His predictions that her husband would be killed in a joust, and that she would outlive each of her sons, were proven true. It was largely as a result of his protection by Catherine de Medici that Nostradamus was allowed to remain free to pursue his scientific and esoteric studies and publish his dire and accurate prophecies.
Fast forward a few centuries and many of Nostradamus’s prophecies materialized. He foretold the French Revolution, the rise of Hitler, Hiroshima and Nagasaki, John F. Kennedy’s assassination, and many more world events.
The French Revolution Prophecy. “From the enslaved populace, songs, chants, and demands. While princes and lords are held, headless idiots.
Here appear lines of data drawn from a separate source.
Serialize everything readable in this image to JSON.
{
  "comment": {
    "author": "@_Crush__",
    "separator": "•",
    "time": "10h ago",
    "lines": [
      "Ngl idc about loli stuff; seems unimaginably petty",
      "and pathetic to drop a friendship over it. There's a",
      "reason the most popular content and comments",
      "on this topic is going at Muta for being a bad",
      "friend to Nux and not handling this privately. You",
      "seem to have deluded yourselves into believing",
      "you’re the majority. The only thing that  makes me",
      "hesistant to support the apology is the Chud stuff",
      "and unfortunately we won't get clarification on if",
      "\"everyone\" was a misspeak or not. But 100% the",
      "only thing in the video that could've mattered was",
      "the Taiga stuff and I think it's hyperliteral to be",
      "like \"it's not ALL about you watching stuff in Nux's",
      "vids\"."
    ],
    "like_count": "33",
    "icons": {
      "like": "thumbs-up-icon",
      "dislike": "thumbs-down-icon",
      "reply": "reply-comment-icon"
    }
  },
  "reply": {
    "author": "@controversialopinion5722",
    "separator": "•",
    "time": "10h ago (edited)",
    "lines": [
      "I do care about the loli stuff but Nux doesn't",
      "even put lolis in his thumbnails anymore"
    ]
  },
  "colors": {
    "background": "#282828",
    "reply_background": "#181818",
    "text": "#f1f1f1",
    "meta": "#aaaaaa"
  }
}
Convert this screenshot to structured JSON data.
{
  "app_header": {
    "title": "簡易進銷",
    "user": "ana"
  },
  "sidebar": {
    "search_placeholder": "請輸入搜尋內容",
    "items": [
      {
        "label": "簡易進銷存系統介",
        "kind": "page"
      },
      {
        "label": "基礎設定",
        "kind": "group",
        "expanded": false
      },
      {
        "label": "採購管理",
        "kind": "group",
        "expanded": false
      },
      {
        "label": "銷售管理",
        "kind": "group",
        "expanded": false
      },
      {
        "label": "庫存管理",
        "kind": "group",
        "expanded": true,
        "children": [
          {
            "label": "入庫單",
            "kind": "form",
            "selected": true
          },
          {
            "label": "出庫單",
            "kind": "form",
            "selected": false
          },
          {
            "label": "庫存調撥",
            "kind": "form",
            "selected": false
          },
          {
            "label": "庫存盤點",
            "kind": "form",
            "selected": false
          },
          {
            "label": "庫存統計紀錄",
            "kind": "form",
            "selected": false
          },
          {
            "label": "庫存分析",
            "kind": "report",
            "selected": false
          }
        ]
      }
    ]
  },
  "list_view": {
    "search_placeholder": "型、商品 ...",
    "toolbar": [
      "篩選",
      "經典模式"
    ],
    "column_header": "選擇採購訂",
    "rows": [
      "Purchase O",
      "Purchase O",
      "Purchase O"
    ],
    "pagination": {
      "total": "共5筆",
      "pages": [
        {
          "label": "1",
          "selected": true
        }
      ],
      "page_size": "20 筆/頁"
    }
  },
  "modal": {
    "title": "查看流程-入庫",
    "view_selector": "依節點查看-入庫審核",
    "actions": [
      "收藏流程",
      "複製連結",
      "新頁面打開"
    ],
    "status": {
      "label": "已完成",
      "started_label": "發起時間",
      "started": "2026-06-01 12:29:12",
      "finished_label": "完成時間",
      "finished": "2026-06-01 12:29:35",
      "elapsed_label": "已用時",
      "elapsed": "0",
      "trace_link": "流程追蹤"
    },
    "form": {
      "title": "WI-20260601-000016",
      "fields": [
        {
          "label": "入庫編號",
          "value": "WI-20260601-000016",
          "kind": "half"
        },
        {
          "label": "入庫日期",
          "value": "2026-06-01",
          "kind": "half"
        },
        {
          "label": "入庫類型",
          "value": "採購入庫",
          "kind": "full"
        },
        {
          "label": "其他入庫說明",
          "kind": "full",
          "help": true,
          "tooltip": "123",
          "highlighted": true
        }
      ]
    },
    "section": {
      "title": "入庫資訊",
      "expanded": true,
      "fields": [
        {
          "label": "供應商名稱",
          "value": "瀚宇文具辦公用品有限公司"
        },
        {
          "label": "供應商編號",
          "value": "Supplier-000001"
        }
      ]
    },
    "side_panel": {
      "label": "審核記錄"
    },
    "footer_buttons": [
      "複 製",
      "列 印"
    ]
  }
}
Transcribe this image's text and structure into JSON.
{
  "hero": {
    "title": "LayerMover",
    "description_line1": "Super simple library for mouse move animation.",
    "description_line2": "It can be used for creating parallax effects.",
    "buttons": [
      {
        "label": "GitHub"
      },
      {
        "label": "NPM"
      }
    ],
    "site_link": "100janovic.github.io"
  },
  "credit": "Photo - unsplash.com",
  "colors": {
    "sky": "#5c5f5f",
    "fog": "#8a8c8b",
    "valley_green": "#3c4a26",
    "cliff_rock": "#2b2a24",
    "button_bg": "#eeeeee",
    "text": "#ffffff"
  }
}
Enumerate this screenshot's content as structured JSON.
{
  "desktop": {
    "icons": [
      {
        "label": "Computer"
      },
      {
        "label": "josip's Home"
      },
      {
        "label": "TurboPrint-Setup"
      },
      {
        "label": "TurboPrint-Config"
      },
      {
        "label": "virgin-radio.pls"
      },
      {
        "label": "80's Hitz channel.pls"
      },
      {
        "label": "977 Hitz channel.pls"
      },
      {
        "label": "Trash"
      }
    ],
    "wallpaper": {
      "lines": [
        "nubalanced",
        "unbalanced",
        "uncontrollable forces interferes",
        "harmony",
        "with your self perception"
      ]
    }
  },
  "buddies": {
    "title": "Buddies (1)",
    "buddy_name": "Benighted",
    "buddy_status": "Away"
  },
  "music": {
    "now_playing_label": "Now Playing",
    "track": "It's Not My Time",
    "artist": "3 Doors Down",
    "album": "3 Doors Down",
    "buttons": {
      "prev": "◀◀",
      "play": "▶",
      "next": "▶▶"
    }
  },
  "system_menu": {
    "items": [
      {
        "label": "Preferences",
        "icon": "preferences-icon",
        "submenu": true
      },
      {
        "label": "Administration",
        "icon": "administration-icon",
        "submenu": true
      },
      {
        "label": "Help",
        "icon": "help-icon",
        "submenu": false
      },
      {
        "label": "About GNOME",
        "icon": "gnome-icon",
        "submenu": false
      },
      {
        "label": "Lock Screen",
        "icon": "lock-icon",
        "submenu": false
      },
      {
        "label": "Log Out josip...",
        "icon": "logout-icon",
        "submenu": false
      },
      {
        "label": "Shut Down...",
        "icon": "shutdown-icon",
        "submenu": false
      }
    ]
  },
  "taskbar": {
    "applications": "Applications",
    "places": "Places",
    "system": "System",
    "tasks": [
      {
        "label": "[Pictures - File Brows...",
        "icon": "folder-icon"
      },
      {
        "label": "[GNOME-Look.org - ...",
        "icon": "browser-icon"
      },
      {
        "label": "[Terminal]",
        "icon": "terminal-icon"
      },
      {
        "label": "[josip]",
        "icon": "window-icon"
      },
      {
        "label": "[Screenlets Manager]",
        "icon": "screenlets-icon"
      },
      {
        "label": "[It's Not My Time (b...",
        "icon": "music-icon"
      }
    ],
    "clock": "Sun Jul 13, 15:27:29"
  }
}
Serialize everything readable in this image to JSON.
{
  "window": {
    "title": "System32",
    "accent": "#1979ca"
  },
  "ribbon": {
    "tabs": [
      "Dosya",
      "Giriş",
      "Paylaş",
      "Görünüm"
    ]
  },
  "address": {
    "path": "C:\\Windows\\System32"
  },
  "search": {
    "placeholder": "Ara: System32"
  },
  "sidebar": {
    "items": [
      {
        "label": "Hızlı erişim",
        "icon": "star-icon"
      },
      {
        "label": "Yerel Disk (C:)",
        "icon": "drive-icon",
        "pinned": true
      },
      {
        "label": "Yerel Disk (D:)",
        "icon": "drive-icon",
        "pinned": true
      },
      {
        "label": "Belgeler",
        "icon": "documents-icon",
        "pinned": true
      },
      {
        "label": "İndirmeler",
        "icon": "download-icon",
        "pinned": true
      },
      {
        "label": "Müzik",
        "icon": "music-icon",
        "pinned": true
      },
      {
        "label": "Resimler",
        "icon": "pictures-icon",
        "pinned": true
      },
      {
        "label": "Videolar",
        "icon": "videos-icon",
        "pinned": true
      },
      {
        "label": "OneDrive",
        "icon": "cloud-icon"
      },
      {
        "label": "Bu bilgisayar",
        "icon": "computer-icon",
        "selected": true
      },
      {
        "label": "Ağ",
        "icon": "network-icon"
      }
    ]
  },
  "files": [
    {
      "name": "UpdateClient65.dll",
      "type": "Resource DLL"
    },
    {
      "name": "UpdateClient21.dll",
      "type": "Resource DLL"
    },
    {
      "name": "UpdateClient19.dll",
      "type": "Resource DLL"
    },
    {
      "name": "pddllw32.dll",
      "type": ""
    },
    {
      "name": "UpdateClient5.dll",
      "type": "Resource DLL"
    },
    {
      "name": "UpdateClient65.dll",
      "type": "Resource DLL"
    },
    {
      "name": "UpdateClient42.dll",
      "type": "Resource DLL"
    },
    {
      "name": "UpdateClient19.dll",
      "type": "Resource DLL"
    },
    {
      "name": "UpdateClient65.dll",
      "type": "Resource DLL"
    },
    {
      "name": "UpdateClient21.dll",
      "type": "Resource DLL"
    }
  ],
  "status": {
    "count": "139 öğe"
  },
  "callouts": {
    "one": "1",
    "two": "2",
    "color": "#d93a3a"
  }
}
Be received as divine prayers.”
The Rise of Hitler Prophecy. “From the depth of the West of Europe. A young Child will be born of poor people. He who by his tongue will seduce a great troop. His fame will increase towards the realm of the East. Beast ferocious with hunger will cross the rivers. The great part of the battlefield will be against Hitler.”Nostradamus
Hiroshima and Nagasaki bombing Prophecy. “Near the gates and within two cities there will be scourges the like of which was never seen. Famine within plague, people put out by steel. Crying to the great immortal God for relief.”
The assassination of John F Kennedy and Robert F Kennedy Prophecy. “The great man will be struck in the day by a thunderbolt. An evil deed foretold by the bearer of a petition. According to the predictions another falls at night time. A dead innocent will be accused of the deed. The true guilty party remains in the mist.”
If you want to know what your future holds read The Prophecies, learn to decode quatrains, or pay a medium to look into a crystal ball; alternatively, you could look into your future and see choices.
Author, Blogger & Storyteller with an urge to write about history, philosophy, and human nature. You can find out more about myself, my book “This Is Your Quest” and my blog at https://authorjoannereed.net/. I welcome the opportunity to engage directly with my readers so feel free to contact me should you feel the urge to do so at firstname.lastname@example.org. A good story makes history!